Unexpectedly high results on EMNIST-Letters with no augmentation and simple CNN

After training a simple CNN with EMNIST-letters I always end up with a classification accuracy close to 93.7%, which feels a bit high. Are these results unrealistic? Is there anything I am doing wrong based on the code implementation below?

Here’s the model used in the experiments:

  model = nn.Sequential(


  return model

Here’s the train function:

def train(numb_epoch=3, lr=1e-3, device="cpu"):
  accuracies = []
  cnn = cnn_model().to(device)
  cec = nn.CrossEntropyLoss()
  optimizer = optim.Adam(cnn.parameters(), lr=lr)
  max_accuracy = 0
  averageTime = 0

  for epoch in range(numb_epoch):
    t0 = time.time()
    for i, (images, labels) in enumerate(train_loader):
      images = images.to(device)
      labels = labels.to(device)
      pred = cnn(images)
      loss = cec(pred, labels)
    accuracy = float(validate(cnn,test_loader))
    if accuracy > max_accuracy:
      best_model = copy.deepcopy(cnn)
      max_accuracy = accuracy
      print("Saving  Best Model with Accuracy: ", accuracy)
    averageTime += (time.time() - t0)
    print("Time at Epoch ", epoch+1, ' {} seconds'.format(averageTime))
    print("Epoch: ", epoch+1, " Accuracy: ", accuracy, "%")
  averageTime = averageTime/numb_epoch
  print("Average epoch time = ", '{} seconds'.format(averageTime))
  return best_model

Here’s the vaidation function:

def validate(model,data):
  total = 0
  correct = 0

  for i, (images, labels) in enumerate(data):
    images = images.cuda()
    x = model(images)
    value, pred = torch.max(x,1)
    pred = pred.data.cpu()
    total += x.size(0)
    correct += torch.sum(pred == labels)
  return correct*100./total

I don’t know what the “standard” data split for EMNIST-Letters would be, but it seems you are checking the highest validation accuracy, which might be invalid. In a common setup, you would split the data into a training, validation, and test dataset. The training and validation splits are used to train and validate the model, respectively, while the unseen test set should be used once after the training is finished (e.g. after you’ve used early stopping using the validation accuracy).
If you are using a two-way split, one could argue that the validation data was already “seen” or “used” in the training process, since you are using the validation accuracy to store the best model.

In any case, I don’t know if there are predefined training, validation, test splits or how e.g. this benchmark on paperswithcode was created.

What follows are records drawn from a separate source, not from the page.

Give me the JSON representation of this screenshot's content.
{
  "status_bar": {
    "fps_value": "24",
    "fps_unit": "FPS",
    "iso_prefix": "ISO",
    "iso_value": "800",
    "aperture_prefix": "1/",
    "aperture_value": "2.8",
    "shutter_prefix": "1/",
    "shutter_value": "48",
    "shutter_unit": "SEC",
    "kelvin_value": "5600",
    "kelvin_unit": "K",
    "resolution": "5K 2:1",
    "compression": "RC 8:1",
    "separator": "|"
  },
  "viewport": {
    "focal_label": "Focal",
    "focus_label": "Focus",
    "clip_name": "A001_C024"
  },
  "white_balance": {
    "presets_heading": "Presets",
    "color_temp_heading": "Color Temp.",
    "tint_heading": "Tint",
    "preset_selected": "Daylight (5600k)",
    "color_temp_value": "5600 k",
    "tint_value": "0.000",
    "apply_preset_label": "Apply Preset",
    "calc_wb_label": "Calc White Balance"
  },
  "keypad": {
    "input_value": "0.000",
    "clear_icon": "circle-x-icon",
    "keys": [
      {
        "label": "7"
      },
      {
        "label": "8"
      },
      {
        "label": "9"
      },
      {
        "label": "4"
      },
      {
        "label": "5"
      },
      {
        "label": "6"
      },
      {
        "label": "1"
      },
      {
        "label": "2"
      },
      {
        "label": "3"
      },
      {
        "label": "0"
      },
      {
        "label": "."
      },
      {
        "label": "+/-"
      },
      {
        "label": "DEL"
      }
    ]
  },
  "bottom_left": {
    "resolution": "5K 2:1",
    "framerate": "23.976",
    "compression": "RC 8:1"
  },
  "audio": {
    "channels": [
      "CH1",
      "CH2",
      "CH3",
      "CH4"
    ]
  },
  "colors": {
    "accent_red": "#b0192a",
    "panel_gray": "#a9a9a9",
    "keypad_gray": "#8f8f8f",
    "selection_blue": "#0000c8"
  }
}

You’re right @ptrblck , I was checking the highest validation accuracy!

EMNIST-Letters is by default split into a training set (124800 samples) and test set (20800).
Now I decided to split the training data into training set (104000 samples) and validation set (20800).
In other words the data is split up in the following way; training set (70%), validation set (15%) and test set (15%).

However, when training the model and then measuring its accuracy on the test set, I see that test accuracy is significantly higher than training accuracy, which feels a bit weird. Sometimes the test an training accuracy are differing by 10 percentage units.

Are there any reasons for this output? I was thinking that it might have to do with the training set being significantly bigger than the test set…

EDIT: Reading in other forums it seems like the problem can arise since I am augmenting my training set and validation set which makes it harder for the model to make predictions, i.e lower training accuracy. In the test set, the data might be easier which result in higher test accuracy.